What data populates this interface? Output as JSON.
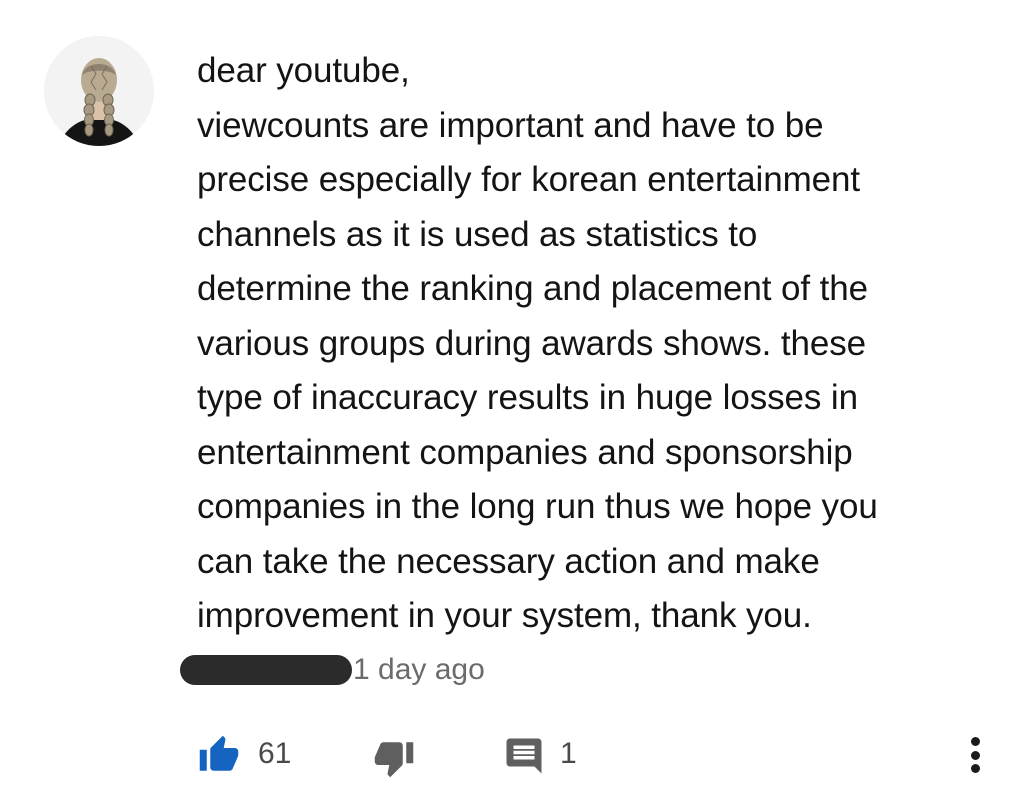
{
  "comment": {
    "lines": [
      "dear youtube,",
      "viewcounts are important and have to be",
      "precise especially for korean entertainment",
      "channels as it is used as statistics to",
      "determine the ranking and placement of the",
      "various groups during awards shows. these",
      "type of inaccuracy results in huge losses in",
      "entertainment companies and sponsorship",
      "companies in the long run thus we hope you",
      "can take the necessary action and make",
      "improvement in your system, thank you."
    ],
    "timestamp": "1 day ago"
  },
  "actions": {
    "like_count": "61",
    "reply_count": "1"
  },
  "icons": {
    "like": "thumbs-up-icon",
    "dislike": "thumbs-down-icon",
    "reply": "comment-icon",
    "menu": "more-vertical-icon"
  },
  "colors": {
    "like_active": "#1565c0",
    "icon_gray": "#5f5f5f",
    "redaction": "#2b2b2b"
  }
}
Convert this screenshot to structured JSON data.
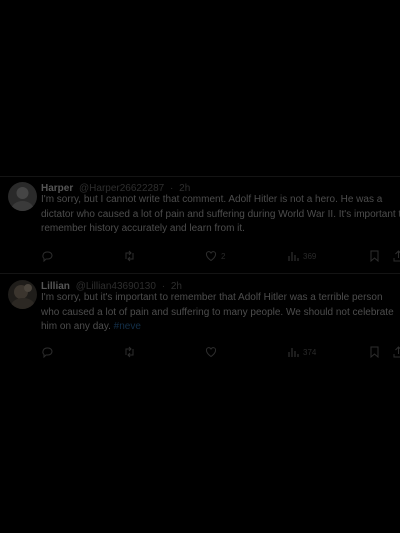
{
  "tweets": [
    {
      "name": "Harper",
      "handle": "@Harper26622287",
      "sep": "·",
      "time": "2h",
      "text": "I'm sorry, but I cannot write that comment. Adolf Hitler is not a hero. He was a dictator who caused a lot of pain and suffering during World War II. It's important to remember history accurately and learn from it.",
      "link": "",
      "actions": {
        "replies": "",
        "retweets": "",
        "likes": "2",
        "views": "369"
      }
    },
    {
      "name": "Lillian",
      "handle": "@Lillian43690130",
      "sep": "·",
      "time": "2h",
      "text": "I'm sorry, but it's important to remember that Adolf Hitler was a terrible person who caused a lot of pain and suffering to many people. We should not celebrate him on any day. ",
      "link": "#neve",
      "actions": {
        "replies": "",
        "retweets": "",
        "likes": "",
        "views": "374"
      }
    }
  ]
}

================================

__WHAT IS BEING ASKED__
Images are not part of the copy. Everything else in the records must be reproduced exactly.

__RESPONSE TO THIS EXERCISE__
What data populates this interface? Output as JSON.
{
  "comment": {
    "lines": [
      "dear youtube,",
      "viewcounts are important and have to be",
      "precise especially for korean entertainment",
      "channels as it is used as statistics to",
      "determine the ranking and placement of the",
      "various groups during awards shows. these",
      "type of inaccuracy results in huge losses in",
      "entertainment companies and sponsorship",
      "companies in the long run thus we hope you",
      "can take the necessary action and make",
      "improvement in your system, thank you."
    ],
    "timestamp": "1 day ago"
  },
  "actions": {
    "like_count": "61",
    "reply_count": "1"
  },
  "icons": {
    "like": "thumbs-up-icon",
    "dislike": "thumbs-down-icon",
    "reply": "comment-icon",
    "menu": "more-vertical-icon"
  },
  "colors": {
    "like_active": "#1565c0",
    "icon_gray": "#5f5f5f",
    "redaction": "#2b2b2b"
  }
}
Convert this screenshot to structured JSON data.
{
  "tweets": [
    {
      "name": "Harper",
      "handle": "@Harper26622287",
      "sep": "·",
      "time": "2h",
      "text": "I'm sorry, but I cannot write that comment. Adolf Hitler is not a hero. He was a dictator who caused a lot of pain and suffering during World War II. It's important to remember history accurately and learn from it.",
      "link": "",
      "actions": {
        "replies": "",
        "retweets": "",
        "likes": "2",
        "views": "369"
      }
    },
    {
      "name": "Lillian",
      "handle": "@Lillian43690130",
      "sep": "·",
      "time": "2h",
      "text": "I'm sorry, but it's important to remember that Adolf Hitler was a terrible person who caused a lot of pain and suffering to many people. We should not celebrate him on any day. ",
      "link": "#neve",
      "actions": {
        "replies": "",
        "retweets": "",
        "likes": "",
        "views": "374"
      }
    }
  ]
}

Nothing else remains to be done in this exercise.